Following a period of political turmoil, Cosimo I (1519–1574) used his long reign to reconsolidate the Medici power in Florence. Made a duke in 1537, two years later he married the daughter of the Spanish viceroy of Naples, Eleonora di Toledo (1522–1562). It was also in this period that he moved to the Palazzo Vecchio, Florence’s city palace. Agnolo Bronzino, pupil and close collaborator of Pontormo, was commissioned to decorate the duchess’s private chapel. The result was one of the great masterworks of Florentine Mannerism, and Bronzino became the leading artist at Cosimo’s court.
Putti clutching long bands of garlands divide the ceiling of the tiny chapel into four zones, each of which features a different saint: above the altar, the Archangel Michael defends two souls (personified as little children) against the devil; to his left is St. John the Evangelist, accompanied by an eagle, followed by St. Francis receiving the stigmata and, finally, the penitent St. Jerome with a lion. The sheet in the Städel Museum’s Department of Prints and Drawings, acquired by Johann Friedrich Städel as a work by Raphael’s pupil Giulio Romano, served as the modello for the ceiling painting. It was probably executed around 1540 in order to provide the artist’s patron with an impression of how the final work would look.

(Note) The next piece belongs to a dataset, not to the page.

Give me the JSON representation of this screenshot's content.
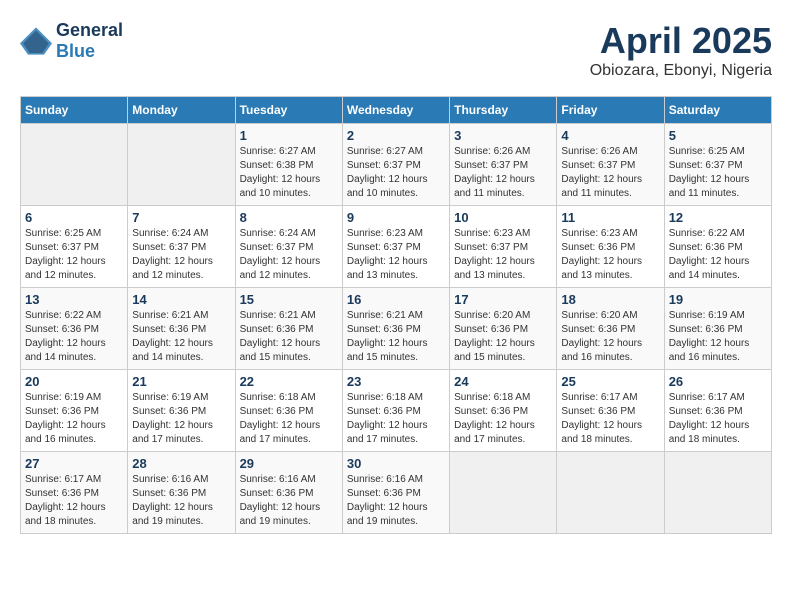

The washed pen drawing, executed on grey-blue tinted paper and heightened in white, tells nothing of the brilliant coloration and porcelainlike surface of the final fresco. It shows the arrangement of the figures, their poses and three-dimensional form, as well as the manner in which the scenes were to be lit. Deviations from a likewise extant preliminary sketch can be recognized in several places; the finished work, for its part, is different again, for example in the reversal of the group with St. Francis, which gives the ensemble a clockwise rotating orientation. Because of the chapel’s low ceiling, Bronzino decided against a strong foreshortening of the figures, which float on clouds. St. Michael, with his halfkneeling, half-seated pose, his »gyrating« limbs and strong orientation towards the pictorial plane is a downright anti-classical – and therefore exemplary Mannerist – figure.